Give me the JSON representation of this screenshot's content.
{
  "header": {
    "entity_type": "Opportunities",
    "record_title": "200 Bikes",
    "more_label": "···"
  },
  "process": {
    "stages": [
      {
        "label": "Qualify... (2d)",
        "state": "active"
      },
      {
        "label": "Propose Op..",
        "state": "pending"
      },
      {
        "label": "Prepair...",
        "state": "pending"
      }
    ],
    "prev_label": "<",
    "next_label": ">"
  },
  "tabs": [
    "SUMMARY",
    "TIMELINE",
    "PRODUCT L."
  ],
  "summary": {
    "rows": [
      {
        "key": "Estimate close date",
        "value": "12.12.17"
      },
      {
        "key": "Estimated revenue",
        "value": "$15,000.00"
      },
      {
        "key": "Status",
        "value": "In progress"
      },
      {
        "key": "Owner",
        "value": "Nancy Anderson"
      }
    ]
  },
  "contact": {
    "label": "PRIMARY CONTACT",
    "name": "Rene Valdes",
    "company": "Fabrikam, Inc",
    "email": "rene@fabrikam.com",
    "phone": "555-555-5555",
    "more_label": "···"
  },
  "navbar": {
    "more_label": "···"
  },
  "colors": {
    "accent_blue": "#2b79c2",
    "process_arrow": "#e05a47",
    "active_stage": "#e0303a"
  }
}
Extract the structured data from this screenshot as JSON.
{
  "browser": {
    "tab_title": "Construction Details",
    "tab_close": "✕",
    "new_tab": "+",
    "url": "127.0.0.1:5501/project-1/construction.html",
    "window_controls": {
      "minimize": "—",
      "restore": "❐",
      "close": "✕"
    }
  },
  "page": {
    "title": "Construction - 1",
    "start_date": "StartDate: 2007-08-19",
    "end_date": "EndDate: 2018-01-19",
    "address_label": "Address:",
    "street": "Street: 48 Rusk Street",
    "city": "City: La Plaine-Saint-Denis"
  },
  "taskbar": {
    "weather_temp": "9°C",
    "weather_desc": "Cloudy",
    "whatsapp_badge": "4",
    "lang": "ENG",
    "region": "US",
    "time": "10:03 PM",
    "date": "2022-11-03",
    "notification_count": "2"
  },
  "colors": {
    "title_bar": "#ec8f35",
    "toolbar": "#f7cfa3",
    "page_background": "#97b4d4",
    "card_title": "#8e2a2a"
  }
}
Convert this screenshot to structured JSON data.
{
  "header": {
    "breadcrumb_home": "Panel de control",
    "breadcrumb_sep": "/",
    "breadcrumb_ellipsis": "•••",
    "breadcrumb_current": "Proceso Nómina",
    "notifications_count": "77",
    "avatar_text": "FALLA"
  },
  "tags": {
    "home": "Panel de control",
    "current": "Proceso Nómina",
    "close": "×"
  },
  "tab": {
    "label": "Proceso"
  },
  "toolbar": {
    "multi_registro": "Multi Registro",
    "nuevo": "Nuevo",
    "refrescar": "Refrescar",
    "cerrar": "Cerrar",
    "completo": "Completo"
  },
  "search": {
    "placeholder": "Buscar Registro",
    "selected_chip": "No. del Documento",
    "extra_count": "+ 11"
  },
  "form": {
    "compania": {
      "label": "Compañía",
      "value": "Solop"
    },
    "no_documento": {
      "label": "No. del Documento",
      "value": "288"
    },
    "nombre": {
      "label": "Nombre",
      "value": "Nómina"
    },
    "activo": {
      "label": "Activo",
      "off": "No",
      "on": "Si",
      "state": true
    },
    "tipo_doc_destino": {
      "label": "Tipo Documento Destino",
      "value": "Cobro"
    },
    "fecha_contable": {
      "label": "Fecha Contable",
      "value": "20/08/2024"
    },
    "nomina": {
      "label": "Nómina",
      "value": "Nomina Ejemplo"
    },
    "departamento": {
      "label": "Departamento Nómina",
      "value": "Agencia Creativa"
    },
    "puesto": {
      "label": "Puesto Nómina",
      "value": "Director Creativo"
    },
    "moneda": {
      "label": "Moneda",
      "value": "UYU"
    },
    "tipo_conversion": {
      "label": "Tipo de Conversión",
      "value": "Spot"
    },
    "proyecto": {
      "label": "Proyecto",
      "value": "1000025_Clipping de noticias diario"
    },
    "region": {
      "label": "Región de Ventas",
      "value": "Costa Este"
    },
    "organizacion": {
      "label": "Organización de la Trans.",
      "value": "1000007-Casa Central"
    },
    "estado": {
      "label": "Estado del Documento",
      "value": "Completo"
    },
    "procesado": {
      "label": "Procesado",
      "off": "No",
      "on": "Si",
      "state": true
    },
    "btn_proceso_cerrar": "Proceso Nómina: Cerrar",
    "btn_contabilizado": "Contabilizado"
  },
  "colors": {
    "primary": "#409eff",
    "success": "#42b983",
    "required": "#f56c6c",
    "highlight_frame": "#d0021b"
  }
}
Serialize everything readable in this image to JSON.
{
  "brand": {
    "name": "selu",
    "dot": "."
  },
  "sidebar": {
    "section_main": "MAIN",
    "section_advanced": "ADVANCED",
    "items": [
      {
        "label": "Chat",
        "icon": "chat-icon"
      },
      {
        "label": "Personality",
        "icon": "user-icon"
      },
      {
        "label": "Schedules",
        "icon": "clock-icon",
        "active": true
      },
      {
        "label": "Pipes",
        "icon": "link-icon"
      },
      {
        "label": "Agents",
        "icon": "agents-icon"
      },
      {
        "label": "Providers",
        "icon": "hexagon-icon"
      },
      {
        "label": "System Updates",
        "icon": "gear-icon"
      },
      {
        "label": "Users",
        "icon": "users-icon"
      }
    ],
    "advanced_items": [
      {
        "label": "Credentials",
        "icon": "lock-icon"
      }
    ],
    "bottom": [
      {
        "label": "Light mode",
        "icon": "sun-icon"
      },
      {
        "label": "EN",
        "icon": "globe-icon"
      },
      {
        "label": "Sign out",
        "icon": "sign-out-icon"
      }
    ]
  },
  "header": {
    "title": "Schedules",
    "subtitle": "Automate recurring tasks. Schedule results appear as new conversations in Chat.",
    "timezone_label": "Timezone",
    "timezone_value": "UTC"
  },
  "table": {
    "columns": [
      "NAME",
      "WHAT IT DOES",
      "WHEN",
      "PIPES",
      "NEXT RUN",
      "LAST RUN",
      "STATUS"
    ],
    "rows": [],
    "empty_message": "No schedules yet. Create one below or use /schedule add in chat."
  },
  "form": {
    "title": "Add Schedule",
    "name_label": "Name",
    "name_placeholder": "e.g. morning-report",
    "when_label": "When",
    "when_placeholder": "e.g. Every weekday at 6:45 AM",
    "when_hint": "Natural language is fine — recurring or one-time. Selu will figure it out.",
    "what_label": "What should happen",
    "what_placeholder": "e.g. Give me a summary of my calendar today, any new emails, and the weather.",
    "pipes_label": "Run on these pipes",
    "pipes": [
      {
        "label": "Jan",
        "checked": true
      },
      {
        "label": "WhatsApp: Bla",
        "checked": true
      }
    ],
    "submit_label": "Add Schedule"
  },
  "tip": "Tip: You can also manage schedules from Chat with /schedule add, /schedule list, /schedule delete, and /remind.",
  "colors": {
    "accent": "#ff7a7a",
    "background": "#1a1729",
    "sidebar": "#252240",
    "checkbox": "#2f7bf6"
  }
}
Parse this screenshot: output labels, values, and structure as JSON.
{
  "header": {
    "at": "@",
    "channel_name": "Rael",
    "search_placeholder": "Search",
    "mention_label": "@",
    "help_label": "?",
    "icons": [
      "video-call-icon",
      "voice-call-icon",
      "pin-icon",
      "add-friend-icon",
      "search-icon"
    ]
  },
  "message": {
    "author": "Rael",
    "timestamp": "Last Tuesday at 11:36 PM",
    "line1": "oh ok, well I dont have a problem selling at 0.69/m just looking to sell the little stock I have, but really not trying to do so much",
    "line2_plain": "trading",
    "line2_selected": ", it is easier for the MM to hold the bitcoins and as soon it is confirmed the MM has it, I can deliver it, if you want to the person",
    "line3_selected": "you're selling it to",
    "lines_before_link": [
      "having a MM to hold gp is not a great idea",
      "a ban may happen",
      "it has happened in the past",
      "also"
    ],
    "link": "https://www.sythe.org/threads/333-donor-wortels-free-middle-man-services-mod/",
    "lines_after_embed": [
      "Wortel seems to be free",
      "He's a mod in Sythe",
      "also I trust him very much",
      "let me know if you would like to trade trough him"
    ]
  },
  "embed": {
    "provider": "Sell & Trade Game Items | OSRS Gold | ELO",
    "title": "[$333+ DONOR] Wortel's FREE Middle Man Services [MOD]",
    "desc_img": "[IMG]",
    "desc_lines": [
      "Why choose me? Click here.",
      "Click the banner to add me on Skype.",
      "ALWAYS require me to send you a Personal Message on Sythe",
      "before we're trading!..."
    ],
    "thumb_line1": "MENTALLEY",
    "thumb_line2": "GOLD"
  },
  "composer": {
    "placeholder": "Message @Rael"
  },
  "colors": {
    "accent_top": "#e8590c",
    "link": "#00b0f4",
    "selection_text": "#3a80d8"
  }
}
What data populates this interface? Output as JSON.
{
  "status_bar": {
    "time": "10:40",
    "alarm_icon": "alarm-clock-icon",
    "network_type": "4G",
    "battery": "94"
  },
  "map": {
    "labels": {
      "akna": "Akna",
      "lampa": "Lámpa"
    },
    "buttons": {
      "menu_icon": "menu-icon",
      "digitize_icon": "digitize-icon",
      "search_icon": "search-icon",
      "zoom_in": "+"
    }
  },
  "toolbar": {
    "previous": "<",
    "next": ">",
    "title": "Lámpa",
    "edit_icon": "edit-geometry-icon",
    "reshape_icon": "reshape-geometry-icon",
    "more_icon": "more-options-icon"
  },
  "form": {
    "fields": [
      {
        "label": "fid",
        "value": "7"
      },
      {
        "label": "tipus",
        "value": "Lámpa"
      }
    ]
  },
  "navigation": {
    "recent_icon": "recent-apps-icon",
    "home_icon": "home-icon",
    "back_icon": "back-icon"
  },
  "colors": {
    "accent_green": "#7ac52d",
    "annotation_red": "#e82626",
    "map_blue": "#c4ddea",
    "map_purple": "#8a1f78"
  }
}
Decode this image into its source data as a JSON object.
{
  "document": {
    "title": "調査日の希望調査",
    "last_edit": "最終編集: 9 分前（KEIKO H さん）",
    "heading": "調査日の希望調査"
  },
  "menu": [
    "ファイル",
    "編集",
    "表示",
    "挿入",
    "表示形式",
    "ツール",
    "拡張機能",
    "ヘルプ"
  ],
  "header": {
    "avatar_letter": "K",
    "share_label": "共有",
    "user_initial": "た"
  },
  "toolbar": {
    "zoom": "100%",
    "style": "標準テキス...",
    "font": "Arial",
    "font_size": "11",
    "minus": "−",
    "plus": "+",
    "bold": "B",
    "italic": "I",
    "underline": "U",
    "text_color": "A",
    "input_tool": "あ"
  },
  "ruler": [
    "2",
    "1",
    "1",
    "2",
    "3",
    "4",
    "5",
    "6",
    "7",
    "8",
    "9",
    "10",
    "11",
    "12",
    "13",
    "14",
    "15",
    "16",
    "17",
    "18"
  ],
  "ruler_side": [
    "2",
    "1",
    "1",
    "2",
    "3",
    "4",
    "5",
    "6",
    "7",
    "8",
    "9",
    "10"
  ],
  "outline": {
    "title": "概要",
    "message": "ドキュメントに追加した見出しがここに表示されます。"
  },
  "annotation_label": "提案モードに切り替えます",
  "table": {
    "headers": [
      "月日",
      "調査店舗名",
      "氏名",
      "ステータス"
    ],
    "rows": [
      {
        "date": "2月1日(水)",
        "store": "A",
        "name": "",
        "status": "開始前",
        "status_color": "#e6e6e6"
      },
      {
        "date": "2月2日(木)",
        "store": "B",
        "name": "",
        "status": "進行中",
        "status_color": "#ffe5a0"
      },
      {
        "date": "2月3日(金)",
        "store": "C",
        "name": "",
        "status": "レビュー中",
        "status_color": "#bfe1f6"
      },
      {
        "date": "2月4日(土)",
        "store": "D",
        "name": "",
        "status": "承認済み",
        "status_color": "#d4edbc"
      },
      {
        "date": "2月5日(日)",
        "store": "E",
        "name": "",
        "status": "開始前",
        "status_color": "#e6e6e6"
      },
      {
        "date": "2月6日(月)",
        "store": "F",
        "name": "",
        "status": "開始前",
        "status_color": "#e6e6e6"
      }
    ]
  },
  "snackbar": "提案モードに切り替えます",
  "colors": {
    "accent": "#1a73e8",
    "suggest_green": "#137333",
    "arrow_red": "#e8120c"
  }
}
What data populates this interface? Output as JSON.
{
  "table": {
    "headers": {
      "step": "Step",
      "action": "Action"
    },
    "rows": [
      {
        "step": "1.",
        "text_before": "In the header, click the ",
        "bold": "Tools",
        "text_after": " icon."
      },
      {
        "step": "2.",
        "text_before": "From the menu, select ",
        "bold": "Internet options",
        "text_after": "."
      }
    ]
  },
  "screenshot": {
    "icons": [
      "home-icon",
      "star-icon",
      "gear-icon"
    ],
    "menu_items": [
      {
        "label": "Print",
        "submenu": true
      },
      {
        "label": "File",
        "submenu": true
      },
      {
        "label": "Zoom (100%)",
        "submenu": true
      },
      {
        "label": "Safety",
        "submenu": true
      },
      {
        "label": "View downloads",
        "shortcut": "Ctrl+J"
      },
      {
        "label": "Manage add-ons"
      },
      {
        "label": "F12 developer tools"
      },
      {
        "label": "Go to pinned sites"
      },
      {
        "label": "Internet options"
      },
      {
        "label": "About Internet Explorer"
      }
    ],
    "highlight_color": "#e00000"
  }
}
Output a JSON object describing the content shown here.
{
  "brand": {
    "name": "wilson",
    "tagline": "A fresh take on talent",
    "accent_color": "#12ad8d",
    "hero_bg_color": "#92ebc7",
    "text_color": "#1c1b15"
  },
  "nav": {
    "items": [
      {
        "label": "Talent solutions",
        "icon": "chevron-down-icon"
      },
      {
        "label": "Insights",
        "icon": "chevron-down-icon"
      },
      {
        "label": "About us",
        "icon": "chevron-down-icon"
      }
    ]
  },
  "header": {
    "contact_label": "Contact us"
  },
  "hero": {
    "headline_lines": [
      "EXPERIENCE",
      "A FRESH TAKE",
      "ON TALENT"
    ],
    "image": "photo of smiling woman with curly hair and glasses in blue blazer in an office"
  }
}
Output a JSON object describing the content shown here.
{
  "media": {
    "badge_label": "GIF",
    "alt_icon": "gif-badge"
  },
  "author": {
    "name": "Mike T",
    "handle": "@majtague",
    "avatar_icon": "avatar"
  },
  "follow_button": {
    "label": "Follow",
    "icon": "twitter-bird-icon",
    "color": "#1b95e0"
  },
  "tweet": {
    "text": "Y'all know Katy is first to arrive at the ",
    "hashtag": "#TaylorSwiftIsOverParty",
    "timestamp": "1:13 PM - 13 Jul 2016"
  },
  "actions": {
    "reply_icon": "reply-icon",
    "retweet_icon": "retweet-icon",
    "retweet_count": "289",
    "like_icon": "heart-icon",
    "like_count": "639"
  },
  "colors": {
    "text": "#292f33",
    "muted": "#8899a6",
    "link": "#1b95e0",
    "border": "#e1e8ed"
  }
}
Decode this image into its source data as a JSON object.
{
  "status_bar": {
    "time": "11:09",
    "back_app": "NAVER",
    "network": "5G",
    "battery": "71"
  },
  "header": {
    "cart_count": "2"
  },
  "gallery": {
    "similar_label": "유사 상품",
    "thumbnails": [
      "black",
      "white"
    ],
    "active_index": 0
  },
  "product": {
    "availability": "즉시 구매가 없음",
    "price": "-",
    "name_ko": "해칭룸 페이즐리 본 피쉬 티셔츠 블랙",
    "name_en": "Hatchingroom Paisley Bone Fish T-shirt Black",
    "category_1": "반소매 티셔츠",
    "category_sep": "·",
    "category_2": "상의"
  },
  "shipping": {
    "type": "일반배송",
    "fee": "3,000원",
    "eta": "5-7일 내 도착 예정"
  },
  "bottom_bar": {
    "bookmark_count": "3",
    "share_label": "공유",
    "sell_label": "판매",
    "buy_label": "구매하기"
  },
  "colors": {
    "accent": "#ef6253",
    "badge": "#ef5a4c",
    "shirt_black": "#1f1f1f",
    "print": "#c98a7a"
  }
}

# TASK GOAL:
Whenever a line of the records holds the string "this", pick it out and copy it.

# TASK ANSWER:
Give me the JSON representation of this screenshot's content.
Extract the structured data from this screenshot as JSON.
Convert this screenshot to structured JSON data.
Serialize everything readable in this image to JSON.
Parse this screenshot: output labels, values, and structure as JSON.
What data populates this interface? Output as JSON.
Decode this image into its source data as a JSON object.
What data populates this interface? Output as JSON.
Decode this image into its source data as a JSON object.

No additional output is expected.